"Beg—pardon, Chief," he said quickly, as he rose on unsteady legs, "making sleeping porch—of your—steps. . . . Awf-lly tired. . ." Wavering, he clung for support to the flag-pole.
With a peremptory gesture Kilbuck motioned to Naleenah.
"Take this man to his cabin," he snapped, "and—" he paused significantly, "remember what I have told you."
The girl came forward with drooping head and listless arms. She paused dully beside the flag-pole. The trader placed the arm of the stupefied young man across her slim shoulders. Obediently she led her charge away in the direction of the small cabins across the courtyard.
Though the eyes of the spectators had been intent on the drama of the steps, only Kayak Bill, perhaps, knew its real significance. The old man now stood in the doorway of the store, his sombrero pushed to the back of his head, a pair of binoculars held against his eyes.

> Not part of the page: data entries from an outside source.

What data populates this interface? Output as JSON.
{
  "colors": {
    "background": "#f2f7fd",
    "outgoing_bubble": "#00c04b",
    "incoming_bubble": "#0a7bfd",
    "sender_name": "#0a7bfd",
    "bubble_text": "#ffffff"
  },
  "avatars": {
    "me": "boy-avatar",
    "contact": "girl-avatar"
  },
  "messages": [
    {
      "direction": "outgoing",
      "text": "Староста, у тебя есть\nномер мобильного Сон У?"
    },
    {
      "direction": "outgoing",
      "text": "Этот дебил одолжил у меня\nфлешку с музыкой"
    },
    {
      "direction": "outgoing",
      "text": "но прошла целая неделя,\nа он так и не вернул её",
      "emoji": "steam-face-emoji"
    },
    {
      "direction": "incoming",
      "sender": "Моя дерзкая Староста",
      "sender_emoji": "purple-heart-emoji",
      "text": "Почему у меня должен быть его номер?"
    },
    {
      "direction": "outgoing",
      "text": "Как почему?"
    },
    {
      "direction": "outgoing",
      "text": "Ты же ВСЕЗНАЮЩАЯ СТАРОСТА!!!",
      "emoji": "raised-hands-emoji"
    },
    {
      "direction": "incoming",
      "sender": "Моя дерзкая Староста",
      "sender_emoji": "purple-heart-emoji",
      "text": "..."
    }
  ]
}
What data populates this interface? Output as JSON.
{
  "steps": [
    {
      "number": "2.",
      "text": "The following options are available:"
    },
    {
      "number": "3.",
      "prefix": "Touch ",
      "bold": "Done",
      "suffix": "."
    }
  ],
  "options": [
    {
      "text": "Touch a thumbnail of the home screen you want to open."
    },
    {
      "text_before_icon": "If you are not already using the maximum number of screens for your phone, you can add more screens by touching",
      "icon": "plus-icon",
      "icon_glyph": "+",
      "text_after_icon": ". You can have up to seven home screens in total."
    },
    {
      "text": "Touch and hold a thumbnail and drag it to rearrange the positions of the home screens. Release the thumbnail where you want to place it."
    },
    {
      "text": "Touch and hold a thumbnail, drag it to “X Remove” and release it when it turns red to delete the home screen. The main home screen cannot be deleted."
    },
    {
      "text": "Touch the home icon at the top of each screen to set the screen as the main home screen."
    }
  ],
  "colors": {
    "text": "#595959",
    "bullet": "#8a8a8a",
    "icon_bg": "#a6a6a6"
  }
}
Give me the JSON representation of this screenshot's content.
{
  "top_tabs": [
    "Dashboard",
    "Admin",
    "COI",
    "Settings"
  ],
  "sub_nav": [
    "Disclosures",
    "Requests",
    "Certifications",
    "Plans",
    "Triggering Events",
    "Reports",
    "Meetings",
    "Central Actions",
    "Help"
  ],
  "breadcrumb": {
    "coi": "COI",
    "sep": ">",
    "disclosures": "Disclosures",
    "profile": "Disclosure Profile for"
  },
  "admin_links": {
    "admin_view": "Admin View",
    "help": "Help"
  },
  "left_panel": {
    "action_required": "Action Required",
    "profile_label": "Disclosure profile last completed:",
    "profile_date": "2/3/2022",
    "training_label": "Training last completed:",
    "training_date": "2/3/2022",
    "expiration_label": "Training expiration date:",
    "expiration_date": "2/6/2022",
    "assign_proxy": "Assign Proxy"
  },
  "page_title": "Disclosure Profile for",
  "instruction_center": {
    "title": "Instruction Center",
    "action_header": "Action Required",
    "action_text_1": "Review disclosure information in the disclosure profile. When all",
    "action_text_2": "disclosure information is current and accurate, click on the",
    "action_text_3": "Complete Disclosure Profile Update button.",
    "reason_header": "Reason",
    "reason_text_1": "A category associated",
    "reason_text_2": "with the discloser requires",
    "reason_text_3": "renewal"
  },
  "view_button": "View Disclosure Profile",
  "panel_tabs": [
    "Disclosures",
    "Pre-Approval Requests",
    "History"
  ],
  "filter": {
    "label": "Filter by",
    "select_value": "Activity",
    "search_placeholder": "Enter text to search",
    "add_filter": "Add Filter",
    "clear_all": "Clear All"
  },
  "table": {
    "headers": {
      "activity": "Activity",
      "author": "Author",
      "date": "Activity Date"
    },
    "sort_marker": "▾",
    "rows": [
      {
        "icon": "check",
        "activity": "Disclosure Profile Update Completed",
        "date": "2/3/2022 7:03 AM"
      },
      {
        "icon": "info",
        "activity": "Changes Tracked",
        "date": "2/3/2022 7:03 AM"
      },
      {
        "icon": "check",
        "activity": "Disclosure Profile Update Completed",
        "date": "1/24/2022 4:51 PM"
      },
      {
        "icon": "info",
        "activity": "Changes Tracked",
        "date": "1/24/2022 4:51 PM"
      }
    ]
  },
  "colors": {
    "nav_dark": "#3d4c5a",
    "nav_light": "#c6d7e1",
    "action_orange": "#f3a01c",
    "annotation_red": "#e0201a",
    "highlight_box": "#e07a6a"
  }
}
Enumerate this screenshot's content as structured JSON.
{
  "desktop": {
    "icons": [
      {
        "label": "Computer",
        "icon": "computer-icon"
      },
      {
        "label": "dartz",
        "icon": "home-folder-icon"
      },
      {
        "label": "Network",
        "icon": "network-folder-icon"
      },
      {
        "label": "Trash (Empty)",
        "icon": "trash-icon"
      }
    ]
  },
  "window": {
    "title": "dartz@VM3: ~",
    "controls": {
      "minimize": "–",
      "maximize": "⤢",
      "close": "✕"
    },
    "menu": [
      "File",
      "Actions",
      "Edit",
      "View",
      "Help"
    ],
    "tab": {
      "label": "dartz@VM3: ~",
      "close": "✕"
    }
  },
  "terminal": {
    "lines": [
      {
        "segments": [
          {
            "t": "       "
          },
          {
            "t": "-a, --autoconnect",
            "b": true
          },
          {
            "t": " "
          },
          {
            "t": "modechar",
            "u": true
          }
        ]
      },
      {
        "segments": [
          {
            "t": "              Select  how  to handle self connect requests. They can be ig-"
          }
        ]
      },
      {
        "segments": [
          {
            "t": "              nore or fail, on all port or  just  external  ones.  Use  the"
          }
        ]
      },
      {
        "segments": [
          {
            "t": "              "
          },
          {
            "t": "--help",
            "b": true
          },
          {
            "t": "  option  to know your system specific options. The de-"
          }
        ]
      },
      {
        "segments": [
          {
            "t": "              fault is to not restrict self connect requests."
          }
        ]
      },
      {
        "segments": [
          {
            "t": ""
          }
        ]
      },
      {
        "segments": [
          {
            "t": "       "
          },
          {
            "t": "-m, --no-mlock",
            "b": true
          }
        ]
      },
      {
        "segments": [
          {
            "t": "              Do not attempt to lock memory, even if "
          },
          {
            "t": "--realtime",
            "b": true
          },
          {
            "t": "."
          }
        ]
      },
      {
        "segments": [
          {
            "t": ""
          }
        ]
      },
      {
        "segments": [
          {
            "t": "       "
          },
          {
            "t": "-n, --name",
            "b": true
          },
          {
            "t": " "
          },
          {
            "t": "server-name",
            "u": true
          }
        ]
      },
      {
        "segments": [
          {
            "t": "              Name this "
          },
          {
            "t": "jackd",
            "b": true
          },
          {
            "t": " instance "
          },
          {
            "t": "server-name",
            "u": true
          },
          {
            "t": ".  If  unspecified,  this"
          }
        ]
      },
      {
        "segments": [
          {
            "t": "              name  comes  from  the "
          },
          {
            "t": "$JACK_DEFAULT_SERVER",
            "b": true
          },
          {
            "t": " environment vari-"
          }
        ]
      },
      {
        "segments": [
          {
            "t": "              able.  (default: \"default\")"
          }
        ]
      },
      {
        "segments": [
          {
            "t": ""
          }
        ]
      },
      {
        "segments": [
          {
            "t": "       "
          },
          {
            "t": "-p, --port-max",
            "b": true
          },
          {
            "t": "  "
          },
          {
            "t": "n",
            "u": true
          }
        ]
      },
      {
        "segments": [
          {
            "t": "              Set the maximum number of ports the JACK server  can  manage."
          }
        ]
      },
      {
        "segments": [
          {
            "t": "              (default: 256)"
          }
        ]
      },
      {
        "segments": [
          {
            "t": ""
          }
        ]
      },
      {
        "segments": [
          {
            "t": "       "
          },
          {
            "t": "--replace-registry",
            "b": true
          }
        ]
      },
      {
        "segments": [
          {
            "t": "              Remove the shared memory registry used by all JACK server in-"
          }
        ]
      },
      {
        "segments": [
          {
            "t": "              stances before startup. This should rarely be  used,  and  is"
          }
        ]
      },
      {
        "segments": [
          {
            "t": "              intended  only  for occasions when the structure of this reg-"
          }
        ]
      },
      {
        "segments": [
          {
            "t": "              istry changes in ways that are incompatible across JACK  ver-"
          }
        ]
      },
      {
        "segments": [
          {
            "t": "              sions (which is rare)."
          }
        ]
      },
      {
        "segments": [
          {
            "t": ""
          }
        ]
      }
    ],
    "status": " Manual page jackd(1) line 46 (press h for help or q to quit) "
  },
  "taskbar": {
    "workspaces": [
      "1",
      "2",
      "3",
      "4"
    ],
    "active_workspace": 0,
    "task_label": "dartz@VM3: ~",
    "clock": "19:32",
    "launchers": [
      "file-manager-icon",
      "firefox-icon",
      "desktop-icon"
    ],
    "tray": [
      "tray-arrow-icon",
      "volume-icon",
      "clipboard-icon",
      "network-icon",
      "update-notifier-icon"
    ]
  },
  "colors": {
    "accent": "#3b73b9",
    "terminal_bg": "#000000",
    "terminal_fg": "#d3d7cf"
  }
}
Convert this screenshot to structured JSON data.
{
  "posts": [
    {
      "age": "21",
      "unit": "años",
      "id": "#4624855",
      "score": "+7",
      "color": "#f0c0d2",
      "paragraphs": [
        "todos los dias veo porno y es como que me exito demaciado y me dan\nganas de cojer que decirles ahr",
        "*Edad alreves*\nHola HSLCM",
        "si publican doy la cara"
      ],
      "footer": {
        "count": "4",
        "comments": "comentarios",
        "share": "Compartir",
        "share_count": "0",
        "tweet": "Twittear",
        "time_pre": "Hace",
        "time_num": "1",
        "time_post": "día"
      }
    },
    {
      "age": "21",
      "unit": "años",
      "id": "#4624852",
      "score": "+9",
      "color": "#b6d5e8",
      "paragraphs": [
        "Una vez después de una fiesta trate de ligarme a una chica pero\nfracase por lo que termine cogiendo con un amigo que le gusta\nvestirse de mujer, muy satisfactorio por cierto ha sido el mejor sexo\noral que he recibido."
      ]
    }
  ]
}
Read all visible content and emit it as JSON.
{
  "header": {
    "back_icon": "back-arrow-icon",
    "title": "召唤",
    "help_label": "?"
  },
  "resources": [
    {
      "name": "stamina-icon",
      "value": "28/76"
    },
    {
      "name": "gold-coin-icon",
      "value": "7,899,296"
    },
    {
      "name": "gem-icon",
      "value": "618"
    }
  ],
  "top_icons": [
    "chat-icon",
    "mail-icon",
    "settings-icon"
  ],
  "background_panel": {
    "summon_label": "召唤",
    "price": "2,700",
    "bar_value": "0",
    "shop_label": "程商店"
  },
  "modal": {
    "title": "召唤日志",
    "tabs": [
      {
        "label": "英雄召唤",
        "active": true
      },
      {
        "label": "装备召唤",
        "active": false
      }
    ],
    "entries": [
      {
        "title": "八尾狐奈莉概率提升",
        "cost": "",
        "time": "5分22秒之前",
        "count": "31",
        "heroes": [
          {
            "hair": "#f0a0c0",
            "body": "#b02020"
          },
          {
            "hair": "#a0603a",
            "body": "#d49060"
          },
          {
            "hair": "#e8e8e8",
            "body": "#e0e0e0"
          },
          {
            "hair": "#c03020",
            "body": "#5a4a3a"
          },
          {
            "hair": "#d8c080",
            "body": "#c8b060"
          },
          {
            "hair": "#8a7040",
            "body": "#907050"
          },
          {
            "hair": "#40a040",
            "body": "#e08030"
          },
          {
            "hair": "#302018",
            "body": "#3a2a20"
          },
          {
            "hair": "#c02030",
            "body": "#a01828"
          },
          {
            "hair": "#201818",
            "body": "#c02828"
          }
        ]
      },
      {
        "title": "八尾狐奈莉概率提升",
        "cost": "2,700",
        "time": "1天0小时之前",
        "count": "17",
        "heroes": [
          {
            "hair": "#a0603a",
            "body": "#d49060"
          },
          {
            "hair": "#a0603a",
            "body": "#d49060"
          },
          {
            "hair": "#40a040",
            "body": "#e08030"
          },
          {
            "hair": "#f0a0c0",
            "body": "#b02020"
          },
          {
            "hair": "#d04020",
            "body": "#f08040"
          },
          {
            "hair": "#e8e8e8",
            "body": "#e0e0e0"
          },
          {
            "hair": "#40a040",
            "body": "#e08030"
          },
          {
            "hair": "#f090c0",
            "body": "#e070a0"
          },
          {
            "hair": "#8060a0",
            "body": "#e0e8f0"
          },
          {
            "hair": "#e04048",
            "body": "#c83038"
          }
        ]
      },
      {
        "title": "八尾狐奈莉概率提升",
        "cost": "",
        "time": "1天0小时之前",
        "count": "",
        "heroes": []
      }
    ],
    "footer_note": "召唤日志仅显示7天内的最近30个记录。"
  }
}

From around the point beyond the Indian Village and into the bay, a white-sailed schooner had drifted. As it advanced there was wafted across the water a faint and silvery fragment of melody which endured but a moment and was gone.
The White Chief turned his back on the courtyard and for the first time noted Kayak Bill's attitude. He followed the direction of the old man's gaze and beheld the incoming vessel just as the white men and Indians behind him broke out in a babble of interest and curiosity.
There floated inshore the rattle of the windlass letting go the anchor chain. On the deck of the schooner men ran about as the sails were lowered. The vessel swung gently until the bow headed into the current of the incoming tide.
"Get out the canoe, Silvertip," ordered the trader, turning to his henchman, "and take Swimming Wolf with you. Find out who's——"